The other mode is called performance, and while it means losing some things like ray-tracing, the trade-off is buttery smooth 60FPS. Once you experience those extra frames while swinging through the snowy streets of New York it’s hard to go back to the fidelity mode, no matter how shiny it looks.
Whichever mode you go for, Spider-Man: Miles Morales looks amazing and a solid step-up from the 2018 Spider-Man. The choice to set the game during winter is like giving the entirety of New York a fresh coat of paint, instantly making it feel and look different to swinging through New York in 2018. The increase in draw distance, traffic and people is in both modes, too, so the city just feels bigger now and more real. It makes me really excited to see what Insomniac can do with a true PS5 exclusive Spider-Man game that can utilize everything the PS5 has to offer without also needing to make sure the game can run on the PS4.
Of course, I can’t not talk about what SSD in the PS5 does to the load times. From hitting play on the dashboard to actually being in-game takes roughly 15-seconds, and fast travelling is a case of fade out to black, fade back in. It’s almost enough to make me want to use fast-travel and not swing. Almost. Swinging is still so damn good that I only fast-travelled after the credits had rolled and I was mopping up collectibles.
I think overall Spider-Man: Miles Morales is actually a better game than its predecessor thanks to smart improvements in a few key areas.
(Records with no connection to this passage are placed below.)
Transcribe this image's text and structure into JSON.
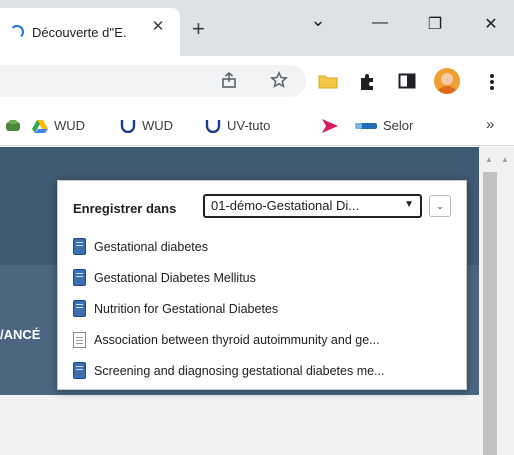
{
  "browser": {
    "tab_title": "Découverte d''E.",
    "tab_close": "✕",
    "new_tab": "+",
    "tab_search": "⌄",
    "minimize": "—",
    "restore": "❐",
    "close": "✕"
  },
  "toolbar": {
    "icons": [
      "share-icon",
      "star-icon",
      "zotero-folder-icon",
      "extensions-icon",
      "side-panel-icon",
      "avatar",
      "menu-icon"
    ]
  },
  "bookmarks": {
    "items": [
      {
        "label": "WUD",
        "icon": "drive-icon"
      },
      {
        "label": "WUD",
        "icon": "u-logo-icon"
      },
      {
        "label": "UV-tuto",
        "icon": "u-logo-icon"
      },
      {
        "label": "",
        "icon": "arrow-logo-icon"
      },
      {
        "label": "Selor",
        "icon": "selor-icon"
      }
    ],
    "overflow": "»"
  },
  "page": {
    "partial_text": "/ANCÉ"
  },
  "save_popup": {
    "label": "Enregistrer dans",
    "selected_folder": "01-démo-Gestational Di...",
    "items": [
      {
        "text": "Gestational diabetes",
        "icon": "book-icon"
      },
      {
        "text": "Gestational Diabetes Mellitus",
        "icon": "book-icon"
      },
      {
        "text": "Nutrition for Gestational Diabetes",
        "icon": "book-icon"
      },
      {
        "text": "Association between thyroid autoimmunity and ge...",
        "icon": "document-icon"
      },
      {
        "text": "Screening and diagnosing gestational diabetes me...",
        "icon": "book-icon"
      }
    ]
  },
  "colors": {
    "header_dark": "#3f5a73",
    "header_mid": "#4a6680",
    "book_blue": "#3c6fb0",
    "tab_strip": "#dee1e6"
  }
}
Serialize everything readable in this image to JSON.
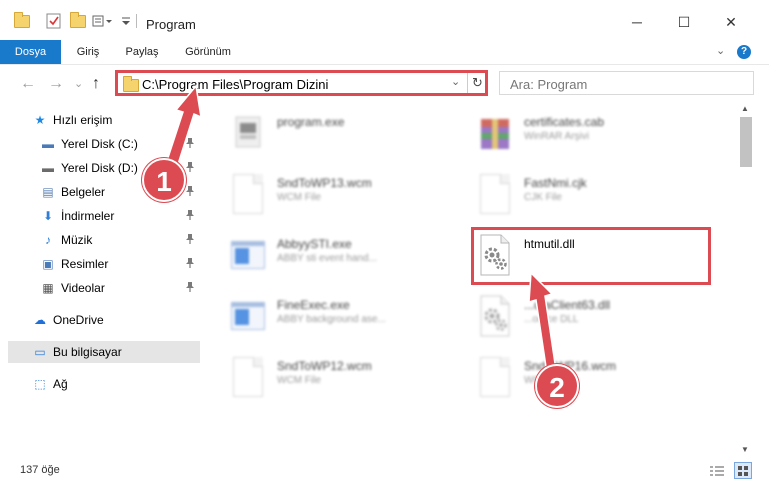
{
  "window": {
    "title": "Program",
    "minimize": "─",
    "maximize": "☐",
    "close": "✕"
  },
  "ribbon": {
    "tabs": [
      "Dosya",
      "Giriş",
      "Paylaş",
      "Görünüm"
    ],
    "expand": "⌄",
    "help": "?"
  },
  "nav": {
    "back": "←",
    "forward": "→",
    "up_dropdown": "⌄",
    "up": "↑",
    "address": "C:\\Program Files\\Program Dizini",
    "address_dropdown": "⌄",
    "refresh": "↻",
    "search_placeholder": "Ara: Program"
  },
  "sidebar": {
    "items": [
      {
        "label": "Hızlı erişim",
        "icon": "star-icon",
        "glyph": "★",
        "color": "#1e88e5",
        "pinned": false,
        "selected": false
      },
      {
        "label": "Yerel Disk (C:)",
        "icon": "drive-icon",
        "glyph": "▬",
        "color": "#4a7ab8",
        "pinned": true,
        "selected": false
      },
      {
        "label": "Yerel Disk (D:)",
        "icon": "drive-icon",
        "glyph": "▬",
        "color": "#6b6b6b",
        "pinned": true,
        "selected": false
      },
      {
        "label": "Belgeler",
        "icon": "documents-icon",
        "glyph": "▤",
        "color": "#5b7fb1",
        "pinned": true,
        "selected": false
      },
      {
        "label": "İndirmeler",
        "icon": "download-icon",
        "glyph": "⬇",
        "color": "#2f7fd8",
        "pinned": true,
        "selected": false
      },
      {
        "label": "Müzik",
        "icon": "music-icon",
        "glyph": "♪",
        "color": "#2f7fd8",
        "pinned": true,
        "selected": false
      },
      {
        "label": "Resimler",
        "icon": "pictures-icon",
        "glyph": "▣",
        "color": "#4a7ab8",
        "pinned": true,
        "selected": false
      },
      {
        "label": "Videolar",
        "icon": "videos-icon",
        "glyph": "▦",
        "color": "#555555",
        "pinned": true,
        "selected": false
      },
      {
        "label": "OneDrive",
        "icon": "cloud-icon",
        "glyph": "☁",
        "color": "#1e6fd9",
        "pinned": false,
        "selected": false
      },
      {
        "label": "Bu bilgisayar",
        "icon": "computer-icon",
        "glyph": "▭",
        "color": "#2f7fd8",
        "pinned": false,
        "selected": true
      },
      {
        "label": "Ağ",
        "icon": "network-icon",
        "glyph": "⬚",
        "color": "#2f7fd8",
        "pinned": false,
        "selected": false
      }
    ],
    "pin_glyph": "📌"
  },
  "files": [
    {
      "name": "program.exe",
      "type": "",
      "icon": "exe-icon",
      "blurred": true
    },
    {
      "name": "certificates.cab",
      "type": "WinRAR Arşivi",
      "icon": "archive-icon",
      "blurred": true
    },
    {
      "name": "SndToWP13.wcm",
      "type": "WCM File",
      "icon": "document-icon",
      "blurred": true
    },
    {
      "name": "FastNmi.cjk",
      "type": "CJK File",
      "icon": "document-icon",
      "blurred": true
    },
    {
      "name": "AbbyySTI.exe",
      "type": "ABBY sti event hand...",
      "icon": "app-icon",
      "blurred": true
    },
    {
      "name": "htmutil.dll",
      "type": "",
      "icon": "dll-gear-icon",
      "blurred": false
    },
    {
      "name": "FineExec.exe",
      "type": "ABBY background ase...",
      "icon": "app-icon",
      "blurred": true
    },
    {
      "name": "...dtaClient63.dll",
      "type": "...ource DLL",
      "icon": "dll-gear-icon",
      "blurred": true
    },
    {
      "name": "SndToWP12.wcm",
      "type": "WCM File",
      "icon": "document-icon",
      "blurred": true
    },
    {
      "name": "Snd...WP16.wcm",
      "type": "WCM File",
      "icon": "document-icon",
      "blurred": true
    }
  ],
  "status": {
    "count": "137 öğe"
  },
  "annotations": {
    "step1": "1",
    "step2": "2",
    "color": "#dd4b52"
  }
}
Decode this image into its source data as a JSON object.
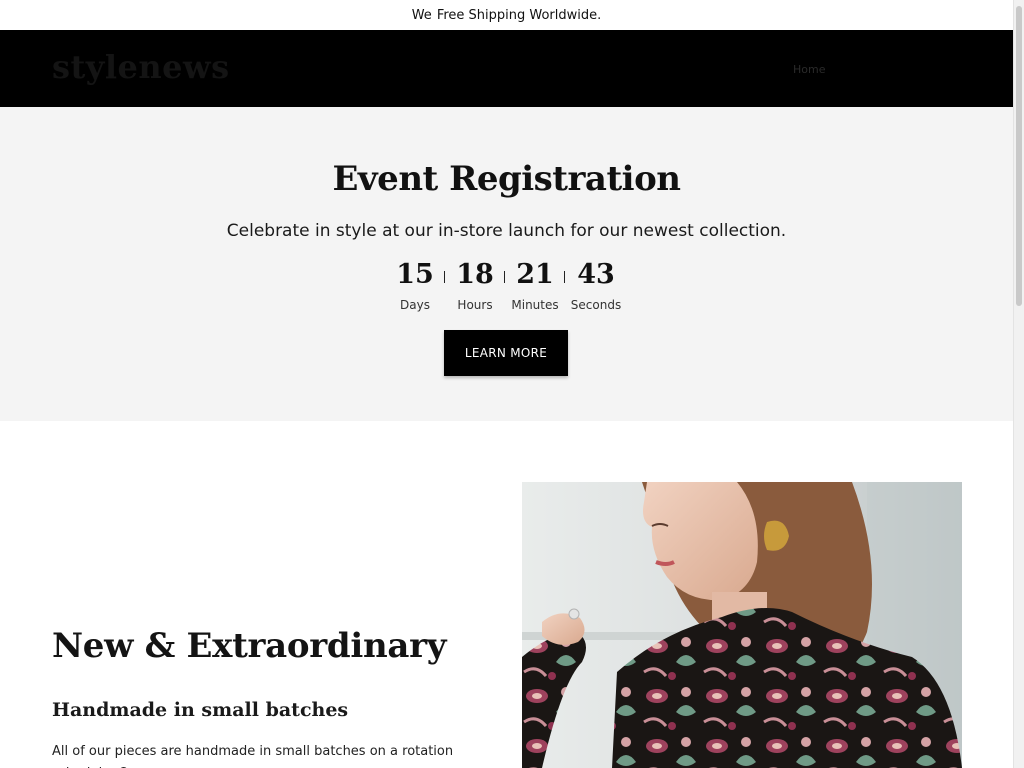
{
  "announcement": {
    "prefix": "We",
    "text": "Free Shipping Worldwide."
  },
  "header": {
    "logo": "stylenews",
    "nav_link": "Home"
  },
  "hero": {
    "title": "Event Registration",
    "subtitle": "Celebrate in style at our in-store launch for our newest collection.",
    "countdown": [
      {
        "value": "15",
        "label": "Days"
      },
      {
        "value": "18",
        "label": "Hours"
      },
      {
        "value": "21",
        "label": "Minutes"
      },
      {
        "value": "43",
        "label": "Seconds"
      }
    ],
    "cta_label": "LEARN MORE"
  },
  "feature": {
    "title": "New & Extraordinary",
    "subtitle": "Handmade in small batches",
    "body": "All of our pieces are handmade in small batches on a rotation schedule. Our",
    "image": {
      "alt": "Woman wearing floral paisley blouse with gold earring"
    }
  },
  "colors": {
    "header_bg": "#000000",
    "hero_bg": "#f4f4f4",
    "button_bg": "#000000",
    "button_text": "#ffffff"
  }
}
And yet, I also still personally prefer Marvel’s Spider-Man for two reasons: I grew up with Peter Parker and feel a deeper affiliation with him, and because the 2018 game had the element of surprise on its side. With Miles Morales, we knew what we were in for and because of that it can’t quite displace the original in my heart. This is also a smaller game that’s essentially just more of 2018’s Spider-Man as well, which isn’t a bad thing, but if you were hoping for the next, true chapter in the series then this isn’t it.
- Great story.
- Improved combat and stealth.
- Swinging around is still awesome.
- Looks amazing regardless of mode.
- More of the same, mostly.
- Collectathon activities are a bit meh.